- _Try it_:
Output only the span of lines that begins at the line containing "What's the underlying" and ends at the last line of the data, both included, exactly as they appear.

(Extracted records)
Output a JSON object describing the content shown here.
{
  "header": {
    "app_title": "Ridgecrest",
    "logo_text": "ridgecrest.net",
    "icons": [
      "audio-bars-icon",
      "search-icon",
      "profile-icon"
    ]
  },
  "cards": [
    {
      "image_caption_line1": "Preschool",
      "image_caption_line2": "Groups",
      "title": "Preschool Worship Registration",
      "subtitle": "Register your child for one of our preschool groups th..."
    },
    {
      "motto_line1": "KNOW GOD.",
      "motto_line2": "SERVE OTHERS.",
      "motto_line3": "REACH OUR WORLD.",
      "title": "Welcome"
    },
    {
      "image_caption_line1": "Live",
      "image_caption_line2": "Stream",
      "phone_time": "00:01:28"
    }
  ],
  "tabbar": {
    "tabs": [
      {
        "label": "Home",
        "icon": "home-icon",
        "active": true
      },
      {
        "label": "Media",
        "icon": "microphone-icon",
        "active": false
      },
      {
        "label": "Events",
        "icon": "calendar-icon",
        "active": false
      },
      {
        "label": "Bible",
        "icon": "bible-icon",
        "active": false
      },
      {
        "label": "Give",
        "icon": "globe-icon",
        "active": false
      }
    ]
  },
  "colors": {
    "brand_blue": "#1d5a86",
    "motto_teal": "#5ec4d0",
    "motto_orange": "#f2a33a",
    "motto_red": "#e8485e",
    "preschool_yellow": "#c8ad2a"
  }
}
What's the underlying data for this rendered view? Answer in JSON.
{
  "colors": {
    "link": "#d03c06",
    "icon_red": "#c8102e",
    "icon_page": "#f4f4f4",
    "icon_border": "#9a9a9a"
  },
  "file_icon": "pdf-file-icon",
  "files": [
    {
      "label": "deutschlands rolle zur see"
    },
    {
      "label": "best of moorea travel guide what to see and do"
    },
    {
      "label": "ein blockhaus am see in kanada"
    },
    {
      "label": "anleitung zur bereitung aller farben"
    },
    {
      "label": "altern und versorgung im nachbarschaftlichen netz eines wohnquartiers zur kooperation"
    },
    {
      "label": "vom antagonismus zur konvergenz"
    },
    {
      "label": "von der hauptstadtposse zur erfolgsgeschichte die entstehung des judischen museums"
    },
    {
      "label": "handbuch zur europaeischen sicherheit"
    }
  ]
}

- _Exercise solution_:
What's the underlying data for this rendered view? Answer in JSON.
{
  "colors": {
    "link": "#d03c06",
    "icon_red": "#c8102e",
    "icon_page": "#f4f4f4",
    "icon_border": "#9a9a9a"
  },
  "file_icon": "pdf-file-icon",
  "files": [
    {
      "label": "deutschlands rolle zur see"
    },
    {
      "label": "best of moorea travel guide what to see and do"
    },
    {
      "label": "ein blockhaus am see in kanada"
    },
    {
      "label": "anleitung zur bereitung aller farben"
    },
    {
      "label": "altern und versorgung im nachbarschaftlichen netz eines wohnquartiers zur kooperation"
    },
    {
      "label": "vom antagonismus zur konvergenz"
    },
    {
      "label": "von der hauptstadtposse zur erfolgsgeschichte die entstehung des judischen museums"
    },
    {
      "label": "handbuch zur europaeischen sicherheit"
    }
  ]
}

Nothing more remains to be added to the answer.